Fourth and Fifth Street cards following a given flop texture.

Scale of Protection
Poker theorem which states that the more protected or strong an opponent's range is, the higher the degree of denial or retention a counter will require.

Sklansky Bucks
Dollars won (or lost) in expected value regardless of actual hand result.

Any one of many possible poker archetypes found at low stakes games.

A reraise made after a player has raised and one or more players has called in-between.

Static Board
A flop texture in which the runout is unlikely to change the order of top ranking hands. Ex: AK7r, KK4r.

A passive action followed by an aggressive action, out of position.  For example, a call followed by a lead on the next street.

Streets of Value
A crude shorthand measurement for how much betting a hand can tolerate and still be best at showdown more often than not.

Tight aggressive opponent type. Generally overused and misapplied.

TAG's Dilemma
The paradox created by having a top-heavy range played so aggressively that it misuses equity vis-à-vis position and holding.

The Great Range Fantasy
The common idea that we know our opponent’s range and frequencies precisely; most commonly seen in post-hoc analysis to justify microedge decisions.

Thin Value
A bet that is only slightly more likely to be called by worse than by better. Associated with the merged pricing construction and bet-fold lines.

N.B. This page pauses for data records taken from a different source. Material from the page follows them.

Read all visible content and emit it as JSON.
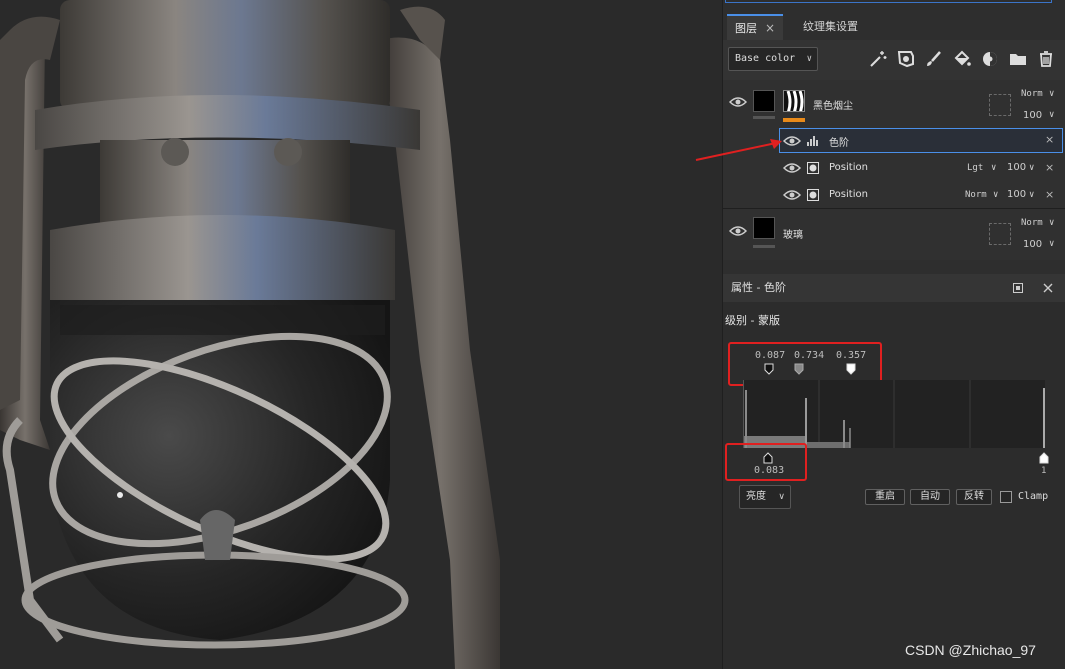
{
  "tabs": [
    {
      "label": "图层",
      "close": "×"
    },
    {
      "label": "纹理集设置"
    }
  ],
  "toolbar": {
    "channel_select": "Base color",
    "tools": [
      "magic-wand-icon",
      "fill-layer-icon",
      "paint-brush-icon",
      "fill-bucket-icon",
      "mask-icon",
      "folder-icon",
      "trash-icon"
    ]
  },
  "layers": [
    {
      "name": "黑色烟尘",
      "blend": "Norm",
      "opacity": "100"
    },
    {
      "name": "色阶",
      "close": "×"
    },
    {
      "name": "Position",
      "blend": "Lgt",
      "opacity": "100",
      "close": "×"
    },
    {
      "name": "Position",
      "blend": "Norm",
      "opacity": "100",
      "close": "×"
    },
    {
      "name": "玻璃",
      "blend": "Norm",
      "opacity": "100"
    }
  ],
  "properties": {
    "title": "属性 - 色阶",
    "section": "级别 - 蒙版",
    "top_values": {
      "a": "0.087",
      "b": "0.734",
      "c": "0.357"
    },
    "input_low": "0.083",
    "input_high": "1",
    "mode_select": "亮度",
    "buttons": {
      "reset": "重启",
      "auto": "自动",
      "invert": "反转"
    },
    "clamp_label": "Clamp"
  },
  "watermark": "CSDN @Zhichao_97",
  "colors": {
    "accent": "#4a8fe8",
    "highlight_red": "#e02020",
    "orange_bar": "#e88a1a"
  }
}
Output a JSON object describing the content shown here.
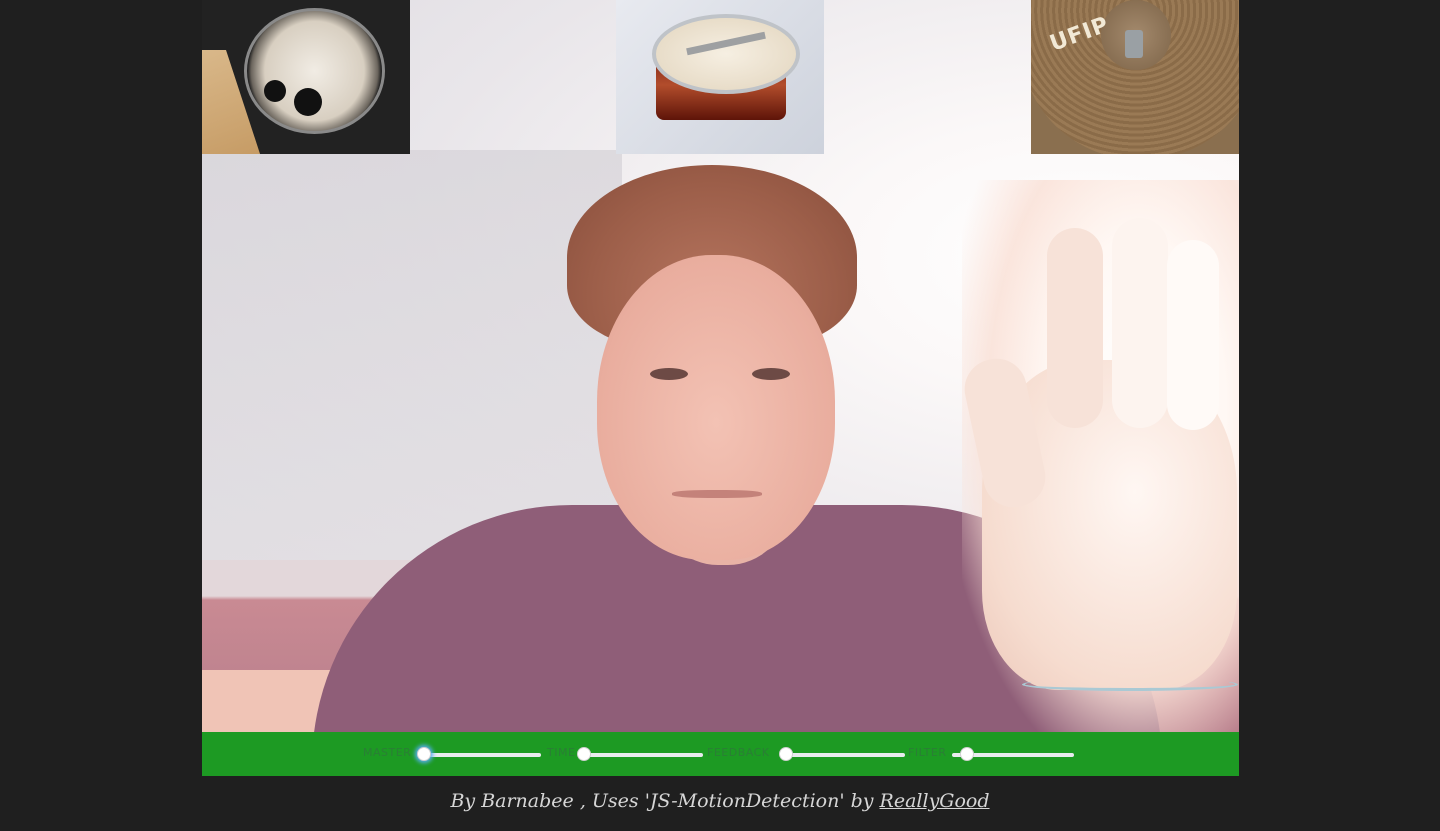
{
  "thumbnails": [
    {
      "name": "kick-drum"
    },
    {
      "name": "snare-drum"
    },
    {
      "name": "cymbal",
      "logo_text": "UFIP"
    }
  ],
  "controls": [
    {
      "label": "MASTER",
      "value": 0.0
    },
    {
      "label": "TIME",
      "value": 0.0
    },
    {
      "label": "FEEDBACK",
      "value": 0.0
    },
    {
      "label": "FILTER",
      "value": 0.1
    }
  ],
  "credit": {
    "prefix": "By Barnabee , Uses 'JS-MotionDetection' by",
    "link_text": "ReallyGood"
  },
  "colors": {
    "background": "#1f1f1f",
    "controls_bar": "#1d9a23",
    "credit_text": "#d6d6d6"
  }
}
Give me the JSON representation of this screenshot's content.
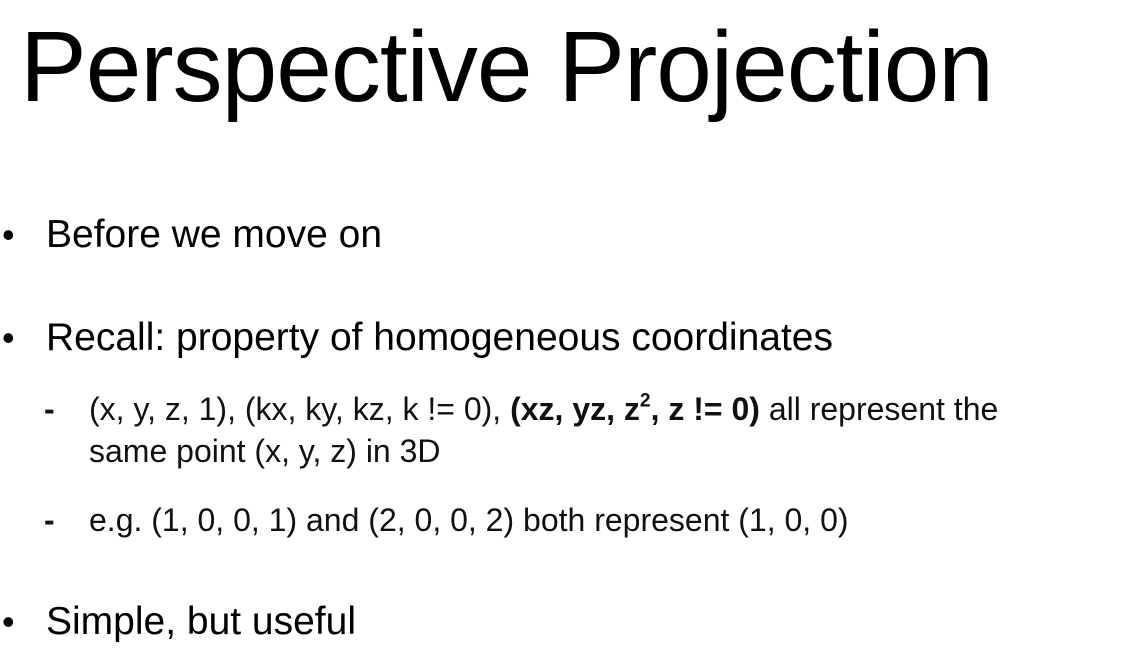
{
  "slide": {
    "title": "Perspective Projection",
    "bullets": [
      {
        "symbol": "•",
        "text": "Before we move on"
      },
      {
        "symbol": "•",
        "text": "Recall: property of homogeneous coordinates"
      },
      {
        "symbol": "•",
        "text": "Simple, but useful"
      }
    ],
    "subbullets": [
      {
        "symbol": "-",
        "part1": "(x, y, z, 1), (kx, ky, kz, k != 0), ",
        "bold_prefix": "(xz, yz, z",
        "bold_sup": "2",
        "bold_suffix": ", z != 0)",
        "part2": " all represent the same point (x, y, z) in 3D"
      },
      {
        "symbol": "-",
        "text": "e.g. (1, 0, 0, 1) and (2, 0, 0, 2) both represent (1, 0, 0)"
      }
    ]
  }
}
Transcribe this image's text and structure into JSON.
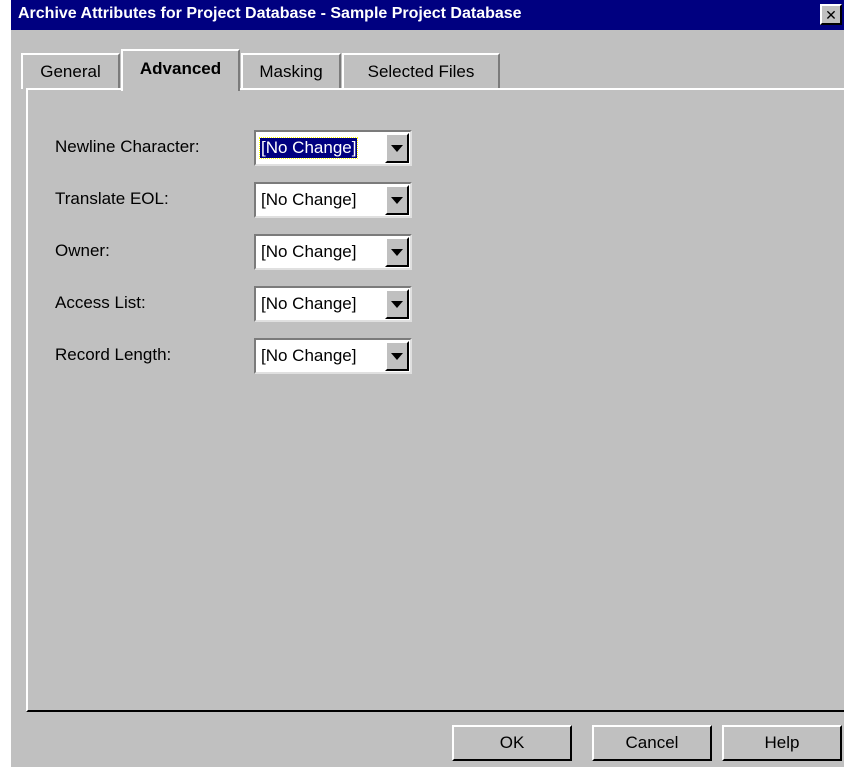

Three Fundamentals
The most fundamental variables for decision making: position, stack size, and community cards.

The best hands in a given range.

Two-Way Bet
A bet that expects calls from worse hands and incorrect folds at the same time, a simultaneous value bet and bluff line.

The psychological effect of feeling like you’re losing because your stack size isn’t as large as it once was during a session, even though it’s more than what you’re in the game for.

(e.g. You bought in for $100, ran it up $450, but now only have $175 in front of you.)

A hand that has no negative card removal effects on the target range.  Bottom set, for example, unblocks top pair top kicker.

A range that is perceived to contain the nuts in any given line.  Capped ranges may become uncapped during transitions for example from preflop to flop, or flop to turn.

A turned nut straight after raising flop with a gutter.

Value Owning
Making value bets with a hand that has less than 50% equity when called.

Voluntarily Put Money In Pot (VPIP)
The frequency at which a player limps, calls, or raises preflop.

Volatile Board
A flop texture where equities will often shift on the turn and river.  See “dynamic”.

An illusory cooler where one player makes a massive mistake equity mistake and loses his stack with a strong but second best hand; also known as a Jam Basket.

Wet Board
A board texture that allows for a lot of logical hands to continue. Often made up of medium rank connected cards. Ex: KT9tt, Tc8c6s-7c-Ac.

“Walk In, Fuck Shit Up, Walk Out” a hashtag used by instagram poker players.

Winning Player
A forum poster who offers reciprocal advice under the guise of questionable positive low stakes results. A weak player or fish, in general.

Young Man Coffee. Is very much an OMC, but younger.  They usually only continue with the nuts, often under the illusion of playing a GTO style.